A recently retired Iowa trial judge has admitted that “a couple hundred” of his orders and opinions were ghost-written by the prevailing attorneys. Many of Judge Edward Jacobson’s requests for draft rulings were privately communicated by email.
Trial judges at all levels frequently deal with workload crunch by asking both parties to draft proposed findings and fact and conclusions of law. This is a sensible allocation of labor, since the parties and their attorneys are the most familiar with the underlying facts, and drafting orders is time-intensive. It is commonly understood among litigators that a well-drafted set of proposed findings can provide the bulk of a court’s subsequent order.
But judicial requests for proposed findings should be made on the record, in open court. Ex parte communications of the kind Judge Jacobson apparently engaged in suggest a breach of judicial ethics, or at minimum remarkable irresponsibility.
The state court administrator is investigating the matter, and has ordered that the judge’s emails be preserved for at least seven months.
The University of California, Berkeley has launched a new Judicial Institute to explore the personal and professional issues that judges face. The Institute will be run by the Hon. Jeremy Fogel, U.S. District Judge for the Northern District of California, and for seven years the head of the Federal Judicial Center.
This is an exciting project, and landing Judge Fogel is a major coup. I’ll look forward to following the Institute’s work in the coming months and years.
The latest in the American Bar Association series on judicial independence looks at responding to attacks on judges — whether through television ads, social media posts, or otherwise. ABA President-elect Robert Carlson’s piece is here.
The Administrative Office of the United States Courts has released its 2017 annual report, which includes a wealth of caseload statistics for the district courts and circuit courts of appeal.

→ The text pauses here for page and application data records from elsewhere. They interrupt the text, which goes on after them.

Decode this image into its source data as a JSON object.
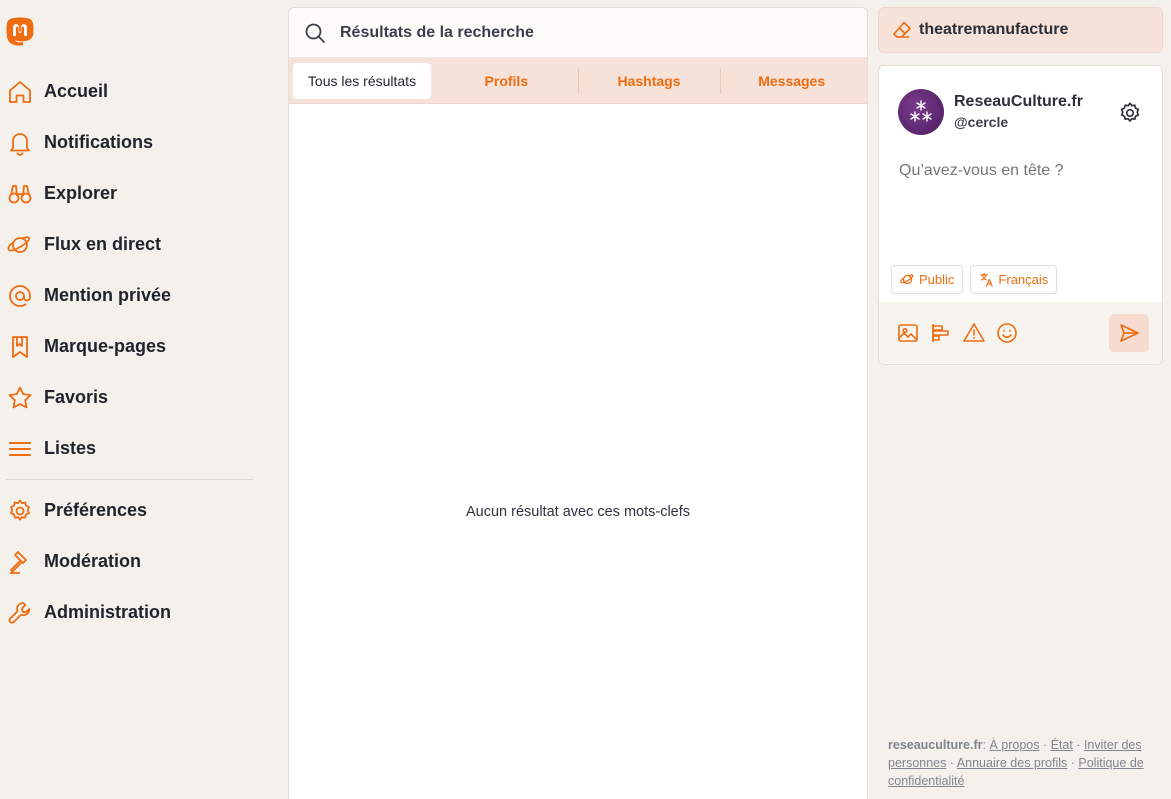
{
  "app": {
    "name": "Mastodon",
    "accent": "#ef6c10"
  },
  "sidebar": {
    "items": [
      {
        "label": "Accueil",
        "icon": "home-icon"
      },
      {
        "label": "Notifications",
        "icon": "bell-icon"
      },
      {
        "label": "Explorer",
        "icon": "binoculars-icon"
      },
      {
        "label": "Flux en direct",
        "icon": "planet-icon"
      },
      {
        "label": "Mention privée",
        "icon": "at-icon"
      },
      {
        "label": "Marque-pages",
        "icon": "bookmark-icon"
      },
      {
        "label": "Favoris",
        "icon": "star-icon"
      },
      {
        "label": "Listes",
        "icon": "list-icon"
      }
    ],
    "secondary": [
      {
        "label": "Préférences",
        "icon": "gear-icon"
      },
      {
        "label": "Modération",
        "icon": "gavel-icon"
      },
      {
        "label": "Administration",
        "icon": "wrench-icon"
      }
    ]
  },
  "search": {
    "title": "Résultats de la recherche"
  },
  "tabs": [
    {
      "label": "Tous les résultats",
      "active": true
    },
    {
      "label": "Profils",
      "active": false
    },
    {
      "label": "Hashtags",
      "active": false
    },
    {
      "label": "Messages",
      "active": false
    }
  ],
  "results": {
    "empty_message": "Aucun résultat avec ces mots-clefs"
  },
  "account_pill": {
    "label": "theatremanufacture"
  },
  "composer": {
    "display_name": "ReseauCulture.fr",
    "handle": "@cercle",
    "placeholder": "Qu’avez-vous en tête ?",
    "visibility": "Public",
    "language": "Français"
  },
  "footer": {
    "domain": "reseauculture.fr",
    "links": {
      "about": "À propos",
      "status": "État",
      "invite": "Inviter des personnes",
      "directory": "Annuaire des profils",
      "privacy": "Politique de confidentialité"
    }
  }
}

It’s a fascinating read for those who like reams of data.
For those who just want the punchline, Law360 gives a good summary:
In the fiscal year ending Sept. 30, 2017, case filings fell in federal courts of appeal by 16 percent and in district courts by 7 percent, while petitions to U.S. bankruptcy courts fell by 2 percent, bringing the overall number of cases filed in each of those courts to their lowest levels since at least fiscal year 2013, the report shows.

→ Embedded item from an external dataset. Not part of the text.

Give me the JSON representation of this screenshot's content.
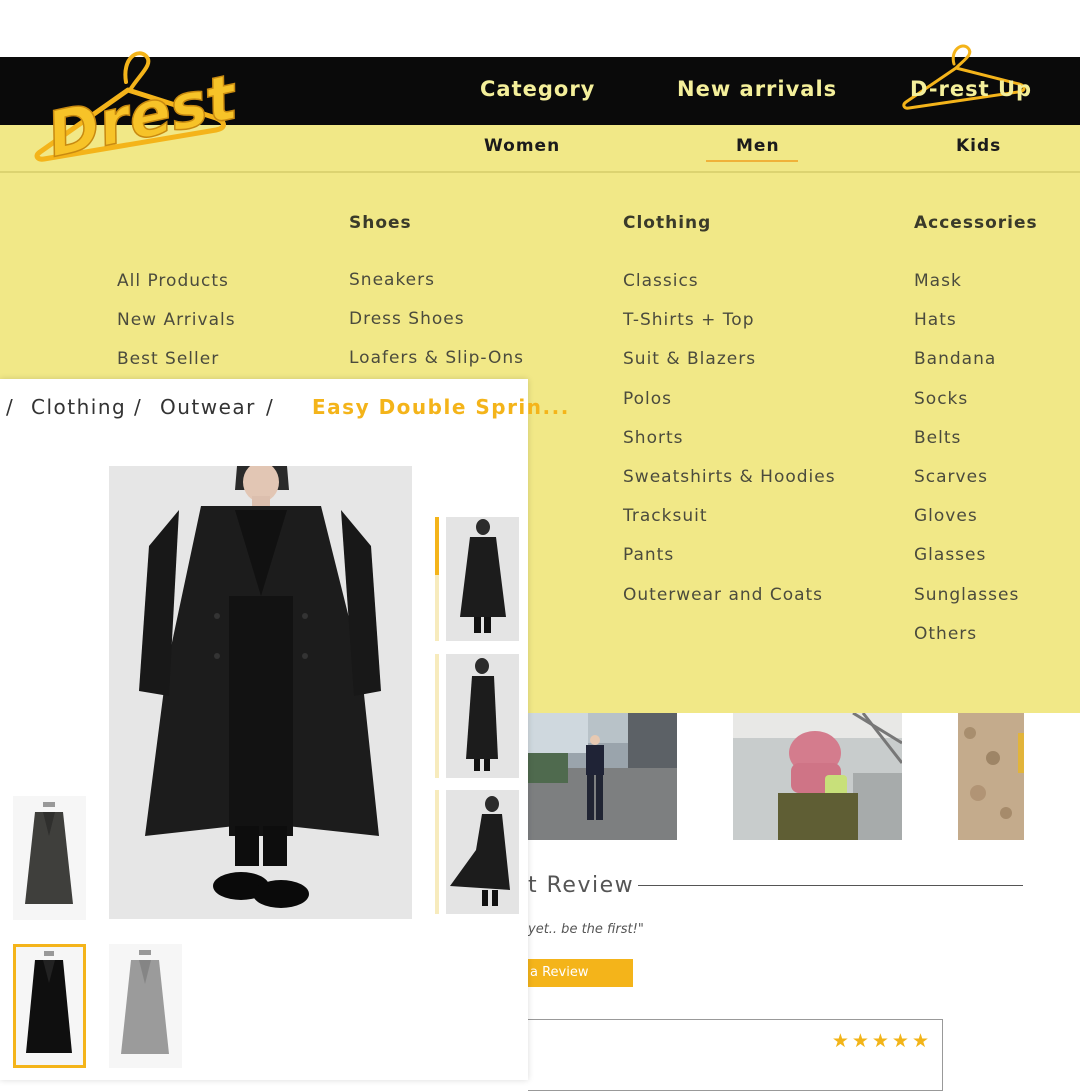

Since 2013, the number of cases filed in federal appellate courts have dropped by 10.5 percent, while the number filed in district courts have fallen 6 percent and federal bankruptcy petitions have declined by 28.5 percent, according to the data, which pointed to a few factors that impacted the year-on-year decline in each of those courts.
In U.S. district courts, the decline from 2016 was driven by a reduction in civil filings. They fell 8 percent from approximately 291,000 to just under 268,000 from one year to the next, while civil filings per authorized judgeship dropped from 431 in 2016 to 396 in 2017, the report said.
Like many states, New Hampshire conducts periodic performance evaluations of its sitting judges. Those evaluations include surveys of attorneys, court staff, and other individuals and agencies who interact with the judge in a professional capacity. (I have written about the importance of these surveys here.)
Unfortunately, Judge Paul Moore apparently did not have confidence in what his outside reviewers would say about his work. So he allegedly submitted dozens of anonymous survey responses himself, using different computers from around his home and workplace, in order to artificially raise his survey scores. Moore admitted the charges last week.
Moore is currently on administrative leave without pay. The state’s Judicial Conduct Committee will take up his case later this month.
The controversial nomination of Andrew McDonald to the Chief Justice of Connecticut barely passed the state House of Representatives on Monday, by a 75-74 voted. Several Democrats joined Republican opposition to make the vote extremely close.
McDonald had previously received an “unfavorable” report when his nomination led to a 20-20 committee vote. In the leadup to the House debate, outside groups accused Republicans of opposing McDonald because of his sexual orientation. Republicans again fiercely denied that charge in the House. And indeed, most of the debate centered on McDonald’s decision to join a slim 4-3 court majority which struck down the Connecticut death penalty. That decision spared the lives of two men on death row who had been convicted of killing the wife and daughters of state Rep. William Petit. Petit firmly fought against McDonald’s nomination.
The nomination now moves to the state senate, where Republicans hold a slim effective majority.
Maryland’s Senate has approved a $20,000 pay raise for state judges, to be phased in over four years. The salary bump was $15,000/year less than the Judicial Compensation Commission had recommended. The legislation will also boost the pensions of retired judges in the state.